Roundabouts are a good analogy for what the internet can and cannot do. Mostly uncommon in the States, I had very little practice with them prior to moving to Europe. At first the merging methodology of roundabouts befuddled me, and I didn’t much care for them. Now with six months of practice under my belt, I wish we had more of them in the States, they’re simply brilliant and better than ‘normal’ intersections. Realizing this, I asked myself why, with the power of the internet to exchange ideas; why hasn’t the notion (or meme) of roundabouts caught on in the States? The answer I come to is that while the internet can expose a person to ideas, it doesn’t change the cognitive patter of the individual enough to change behavior, that there is an environmental component to any behavioral change. To me this is the waterline, where the power of the internet ends.
The power of the internet is the memes that move across it. I don’t just mean LOLCats, or anything concocted by the trolls at 4Chan. I mean that everything you see online is a meme or a meta-meme. The roundabout meme cannot make a person adapt to roundabouts in real life any easier.

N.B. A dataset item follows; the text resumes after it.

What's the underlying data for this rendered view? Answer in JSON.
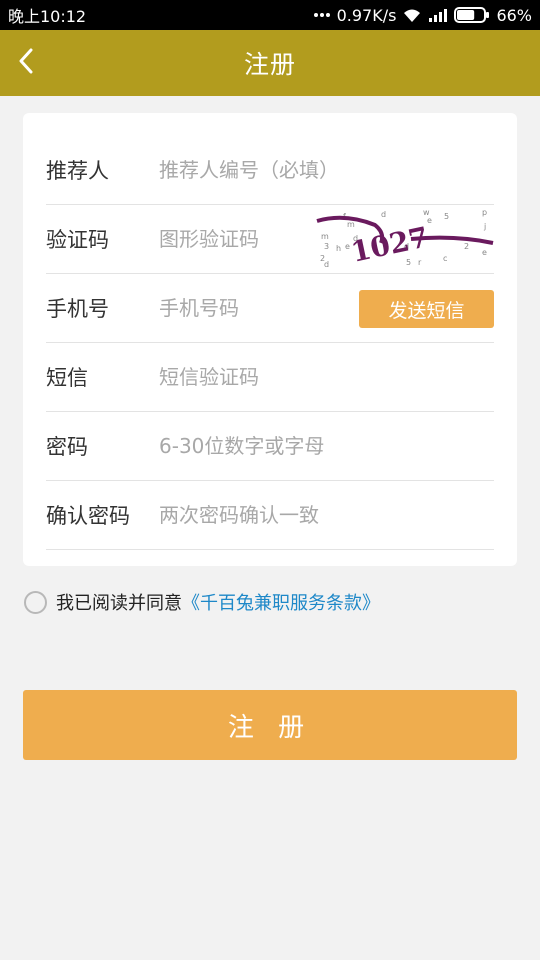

The person has to physically experience a roundabout to adapt and even appreciate it.
This fact seems largely lost on most people who make their living with Social Media, as well as give a false sense of ‘this time it’s different’ in geopolitics.
CAIRO — Egypt will not allow international groups to monitor its upcoming parliamentary election, the country’s military rulers announced Wednesday, echoing ousted president Hosni Mubarak’s argument that foreign electoral oversight would be an affront to Egyptian sovereignty.
Yes, the Arab Spring used the internet and Social Media to spread the sense of revolution and motivate people to take to the streets. But, it hasn’t changed the basic human paradigm of what it is to hold power and what it takes to change who holds power. This is the internet’s waterline in terms of the Arab Spring.
Am I saying that the hopes of many in regards to the Arab Spring are foolish? No, I am not. What I am saying is that the internet will not change the behavior of those in power alone. Behavior is as much a function of one’s environment as it is the memes they have been exposed to. The undue focus that has been paid to Social Media in the Arab Spring neglects the affect that environment has on behavior. It is not a bold new age we’re in because of the internet and its memes.